:: Data for processing
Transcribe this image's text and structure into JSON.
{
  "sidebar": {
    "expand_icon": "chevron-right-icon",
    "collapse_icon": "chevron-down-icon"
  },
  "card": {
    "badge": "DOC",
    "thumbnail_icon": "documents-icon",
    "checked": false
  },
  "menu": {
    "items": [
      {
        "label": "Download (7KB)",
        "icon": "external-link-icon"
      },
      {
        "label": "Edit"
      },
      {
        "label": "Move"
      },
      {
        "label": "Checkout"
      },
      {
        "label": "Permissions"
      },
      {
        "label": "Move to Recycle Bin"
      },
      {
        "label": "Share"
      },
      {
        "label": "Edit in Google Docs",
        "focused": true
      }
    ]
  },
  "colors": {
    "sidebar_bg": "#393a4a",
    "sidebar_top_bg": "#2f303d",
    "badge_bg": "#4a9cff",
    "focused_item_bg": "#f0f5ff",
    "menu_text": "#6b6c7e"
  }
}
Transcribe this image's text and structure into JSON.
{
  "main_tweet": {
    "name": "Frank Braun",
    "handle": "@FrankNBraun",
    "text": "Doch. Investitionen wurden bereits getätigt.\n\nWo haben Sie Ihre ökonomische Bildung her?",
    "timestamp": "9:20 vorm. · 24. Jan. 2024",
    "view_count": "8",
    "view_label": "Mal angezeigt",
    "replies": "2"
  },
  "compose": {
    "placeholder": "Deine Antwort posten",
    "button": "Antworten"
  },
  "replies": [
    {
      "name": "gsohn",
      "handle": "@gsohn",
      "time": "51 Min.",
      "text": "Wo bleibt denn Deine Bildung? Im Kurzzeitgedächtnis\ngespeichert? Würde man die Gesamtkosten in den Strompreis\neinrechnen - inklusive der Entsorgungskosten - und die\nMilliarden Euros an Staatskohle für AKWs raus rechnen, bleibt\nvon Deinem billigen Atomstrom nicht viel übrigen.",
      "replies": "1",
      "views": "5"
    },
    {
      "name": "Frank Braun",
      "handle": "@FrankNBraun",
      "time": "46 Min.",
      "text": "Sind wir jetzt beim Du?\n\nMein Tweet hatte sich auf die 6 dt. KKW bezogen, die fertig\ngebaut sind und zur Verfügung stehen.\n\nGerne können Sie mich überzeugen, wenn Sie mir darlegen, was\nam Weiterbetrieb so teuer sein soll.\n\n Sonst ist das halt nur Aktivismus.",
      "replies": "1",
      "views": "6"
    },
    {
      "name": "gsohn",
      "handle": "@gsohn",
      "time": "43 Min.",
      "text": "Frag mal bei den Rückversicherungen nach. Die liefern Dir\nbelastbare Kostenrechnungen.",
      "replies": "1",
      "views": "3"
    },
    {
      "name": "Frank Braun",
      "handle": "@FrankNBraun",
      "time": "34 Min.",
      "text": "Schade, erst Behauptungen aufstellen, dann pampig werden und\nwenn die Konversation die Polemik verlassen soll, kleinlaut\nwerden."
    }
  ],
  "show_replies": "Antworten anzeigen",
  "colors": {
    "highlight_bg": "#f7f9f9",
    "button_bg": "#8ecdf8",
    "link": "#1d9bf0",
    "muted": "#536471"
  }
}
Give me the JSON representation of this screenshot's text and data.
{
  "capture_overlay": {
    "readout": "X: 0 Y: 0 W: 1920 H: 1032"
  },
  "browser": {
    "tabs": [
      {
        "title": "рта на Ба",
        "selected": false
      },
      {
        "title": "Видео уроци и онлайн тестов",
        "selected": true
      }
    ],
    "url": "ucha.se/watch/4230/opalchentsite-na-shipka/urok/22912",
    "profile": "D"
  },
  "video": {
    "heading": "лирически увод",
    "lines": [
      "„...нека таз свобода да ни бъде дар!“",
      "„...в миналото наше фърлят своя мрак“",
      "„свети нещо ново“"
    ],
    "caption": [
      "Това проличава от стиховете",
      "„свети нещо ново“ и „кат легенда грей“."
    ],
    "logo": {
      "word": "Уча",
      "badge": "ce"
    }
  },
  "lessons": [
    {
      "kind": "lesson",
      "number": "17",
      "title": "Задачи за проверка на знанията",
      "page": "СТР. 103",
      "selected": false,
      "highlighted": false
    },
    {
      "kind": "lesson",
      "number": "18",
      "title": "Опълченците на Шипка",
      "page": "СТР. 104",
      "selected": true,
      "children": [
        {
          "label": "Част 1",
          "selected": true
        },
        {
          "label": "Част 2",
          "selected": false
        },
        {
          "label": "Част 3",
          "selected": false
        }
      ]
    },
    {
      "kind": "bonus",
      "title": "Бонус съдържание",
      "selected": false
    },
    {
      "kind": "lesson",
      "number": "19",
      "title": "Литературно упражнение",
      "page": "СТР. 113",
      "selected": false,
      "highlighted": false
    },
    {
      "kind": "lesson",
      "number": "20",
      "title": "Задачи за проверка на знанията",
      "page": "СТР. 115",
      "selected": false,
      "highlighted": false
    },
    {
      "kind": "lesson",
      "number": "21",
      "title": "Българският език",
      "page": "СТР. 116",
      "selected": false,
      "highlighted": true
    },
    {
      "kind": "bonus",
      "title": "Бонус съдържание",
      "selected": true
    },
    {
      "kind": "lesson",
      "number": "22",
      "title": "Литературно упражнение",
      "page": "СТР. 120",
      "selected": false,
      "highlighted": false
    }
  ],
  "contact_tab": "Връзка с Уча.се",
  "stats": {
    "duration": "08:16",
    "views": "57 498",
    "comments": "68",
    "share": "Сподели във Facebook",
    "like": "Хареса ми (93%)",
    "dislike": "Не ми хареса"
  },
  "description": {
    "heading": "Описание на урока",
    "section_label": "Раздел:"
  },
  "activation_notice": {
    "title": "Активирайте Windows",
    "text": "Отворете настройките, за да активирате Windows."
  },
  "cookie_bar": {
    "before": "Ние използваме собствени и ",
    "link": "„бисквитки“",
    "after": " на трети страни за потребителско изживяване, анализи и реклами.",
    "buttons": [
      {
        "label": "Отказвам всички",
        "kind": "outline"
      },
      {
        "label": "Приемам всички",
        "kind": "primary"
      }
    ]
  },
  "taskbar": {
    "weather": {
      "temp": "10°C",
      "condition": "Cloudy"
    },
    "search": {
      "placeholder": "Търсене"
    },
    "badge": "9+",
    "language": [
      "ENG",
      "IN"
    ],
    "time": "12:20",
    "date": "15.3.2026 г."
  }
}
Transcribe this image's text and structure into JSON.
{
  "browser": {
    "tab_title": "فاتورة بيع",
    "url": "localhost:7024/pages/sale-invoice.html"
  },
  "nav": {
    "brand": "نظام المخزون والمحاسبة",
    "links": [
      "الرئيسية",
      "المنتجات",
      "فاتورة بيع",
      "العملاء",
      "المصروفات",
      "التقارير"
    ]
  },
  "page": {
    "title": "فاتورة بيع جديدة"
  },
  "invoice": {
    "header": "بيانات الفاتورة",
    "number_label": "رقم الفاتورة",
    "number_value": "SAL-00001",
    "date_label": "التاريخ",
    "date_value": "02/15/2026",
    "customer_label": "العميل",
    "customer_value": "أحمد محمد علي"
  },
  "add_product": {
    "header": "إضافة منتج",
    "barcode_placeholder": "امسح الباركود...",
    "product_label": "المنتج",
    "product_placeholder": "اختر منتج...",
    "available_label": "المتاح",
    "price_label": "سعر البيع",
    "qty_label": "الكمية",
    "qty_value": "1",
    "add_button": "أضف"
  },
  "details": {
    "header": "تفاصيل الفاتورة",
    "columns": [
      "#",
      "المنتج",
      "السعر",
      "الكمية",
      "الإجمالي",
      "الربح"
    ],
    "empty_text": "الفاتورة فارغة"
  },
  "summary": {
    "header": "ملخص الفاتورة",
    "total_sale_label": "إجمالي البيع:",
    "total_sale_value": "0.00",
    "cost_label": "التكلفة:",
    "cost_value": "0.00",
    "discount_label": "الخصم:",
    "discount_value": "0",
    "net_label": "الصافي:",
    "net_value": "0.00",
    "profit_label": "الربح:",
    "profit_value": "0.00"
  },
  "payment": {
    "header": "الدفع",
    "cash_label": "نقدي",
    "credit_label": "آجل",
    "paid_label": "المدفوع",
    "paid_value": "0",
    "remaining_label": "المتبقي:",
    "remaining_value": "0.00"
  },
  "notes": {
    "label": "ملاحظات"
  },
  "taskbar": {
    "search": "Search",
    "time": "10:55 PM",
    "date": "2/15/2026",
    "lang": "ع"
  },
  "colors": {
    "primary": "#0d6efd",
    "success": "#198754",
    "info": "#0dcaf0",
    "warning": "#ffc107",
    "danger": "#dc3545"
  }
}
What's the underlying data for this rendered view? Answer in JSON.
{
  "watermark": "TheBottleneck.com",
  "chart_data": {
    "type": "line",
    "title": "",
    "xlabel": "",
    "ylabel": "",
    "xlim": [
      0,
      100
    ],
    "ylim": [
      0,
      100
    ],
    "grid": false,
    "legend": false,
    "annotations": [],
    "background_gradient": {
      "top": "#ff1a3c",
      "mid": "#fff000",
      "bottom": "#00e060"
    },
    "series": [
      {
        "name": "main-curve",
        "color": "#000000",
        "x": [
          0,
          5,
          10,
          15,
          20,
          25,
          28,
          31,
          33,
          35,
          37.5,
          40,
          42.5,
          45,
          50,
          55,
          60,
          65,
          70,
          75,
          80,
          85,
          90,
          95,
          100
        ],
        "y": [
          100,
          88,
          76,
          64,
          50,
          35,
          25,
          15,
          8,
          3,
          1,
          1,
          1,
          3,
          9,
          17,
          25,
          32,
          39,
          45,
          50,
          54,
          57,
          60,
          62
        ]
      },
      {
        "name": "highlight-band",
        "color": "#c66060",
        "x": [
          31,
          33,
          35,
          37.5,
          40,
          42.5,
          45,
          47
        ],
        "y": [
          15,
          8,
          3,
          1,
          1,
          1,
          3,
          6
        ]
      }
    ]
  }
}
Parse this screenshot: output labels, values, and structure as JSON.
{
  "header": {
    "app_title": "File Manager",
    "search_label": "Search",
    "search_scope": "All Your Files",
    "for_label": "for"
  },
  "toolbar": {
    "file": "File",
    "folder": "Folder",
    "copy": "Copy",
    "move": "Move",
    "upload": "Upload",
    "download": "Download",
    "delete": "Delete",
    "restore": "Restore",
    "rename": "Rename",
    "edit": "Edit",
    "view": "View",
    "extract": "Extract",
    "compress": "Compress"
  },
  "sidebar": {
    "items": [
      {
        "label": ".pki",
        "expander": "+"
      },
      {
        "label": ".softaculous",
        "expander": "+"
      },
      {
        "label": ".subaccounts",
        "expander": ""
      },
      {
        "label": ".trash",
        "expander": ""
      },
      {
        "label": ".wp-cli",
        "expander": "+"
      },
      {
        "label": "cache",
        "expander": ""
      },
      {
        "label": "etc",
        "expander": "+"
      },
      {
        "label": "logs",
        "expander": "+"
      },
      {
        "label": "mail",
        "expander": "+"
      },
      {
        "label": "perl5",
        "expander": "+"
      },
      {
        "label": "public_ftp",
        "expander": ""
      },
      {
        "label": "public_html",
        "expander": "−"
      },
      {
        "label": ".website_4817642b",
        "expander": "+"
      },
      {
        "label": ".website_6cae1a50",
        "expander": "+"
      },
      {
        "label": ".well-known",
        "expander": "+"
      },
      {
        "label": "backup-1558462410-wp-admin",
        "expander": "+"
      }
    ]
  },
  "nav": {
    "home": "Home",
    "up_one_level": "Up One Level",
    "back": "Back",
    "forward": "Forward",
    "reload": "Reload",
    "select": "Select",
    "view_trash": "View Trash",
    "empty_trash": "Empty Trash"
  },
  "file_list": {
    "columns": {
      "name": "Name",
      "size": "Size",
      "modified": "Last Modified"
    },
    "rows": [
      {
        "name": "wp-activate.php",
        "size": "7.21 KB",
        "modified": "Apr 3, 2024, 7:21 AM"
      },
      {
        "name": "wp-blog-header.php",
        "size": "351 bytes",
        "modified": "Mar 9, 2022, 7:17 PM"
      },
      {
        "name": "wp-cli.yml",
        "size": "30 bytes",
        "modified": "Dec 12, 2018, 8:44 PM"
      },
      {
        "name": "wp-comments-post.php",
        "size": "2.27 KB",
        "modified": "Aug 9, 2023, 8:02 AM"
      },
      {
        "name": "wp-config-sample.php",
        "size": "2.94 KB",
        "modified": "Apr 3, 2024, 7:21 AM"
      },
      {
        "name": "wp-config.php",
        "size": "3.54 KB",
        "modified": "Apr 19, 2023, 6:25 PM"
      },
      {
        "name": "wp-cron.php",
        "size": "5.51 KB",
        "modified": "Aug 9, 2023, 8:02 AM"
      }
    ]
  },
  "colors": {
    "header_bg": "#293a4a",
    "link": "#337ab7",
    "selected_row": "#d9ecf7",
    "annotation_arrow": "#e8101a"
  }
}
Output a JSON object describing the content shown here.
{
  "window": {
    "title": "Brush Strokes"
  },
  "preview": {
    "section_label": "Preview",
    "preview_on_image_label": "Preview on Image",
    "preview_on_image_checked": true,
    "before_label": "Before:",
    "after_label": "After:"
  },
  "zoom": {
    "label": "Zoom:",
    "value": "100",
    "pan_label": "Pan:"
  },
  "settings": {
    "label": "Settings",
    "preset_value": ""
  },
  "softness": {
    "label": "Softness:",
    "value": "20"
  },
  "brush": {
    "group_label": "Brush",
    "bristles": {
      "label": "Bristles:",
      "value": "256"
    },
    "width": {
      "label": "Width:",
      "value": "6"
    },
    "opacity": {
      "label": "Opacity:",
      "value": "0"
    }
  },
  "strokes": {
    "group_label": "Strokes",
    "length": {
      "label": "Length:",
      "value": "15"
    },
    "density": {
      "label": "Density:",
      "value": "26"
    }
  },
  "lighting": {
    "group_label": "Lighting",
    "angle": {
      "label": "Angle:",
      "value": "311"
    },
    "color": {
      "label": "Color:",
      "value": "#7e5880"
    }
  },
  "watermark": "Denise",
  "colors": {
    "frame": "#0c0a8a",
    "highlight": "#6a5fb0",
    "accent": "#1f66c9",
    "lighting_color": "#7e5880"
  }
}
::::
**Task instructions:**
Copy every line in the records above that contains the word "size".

**Exercise result:**
      "size": "Size",
        "size": "7.21 KB",
        "size": "351 bytes",
        "size": "30 bytes",
        "size": "2.27 KB",
        "size": "2.94 KB",
        "size": "3.54 KB",
        "size": "5.51 KB",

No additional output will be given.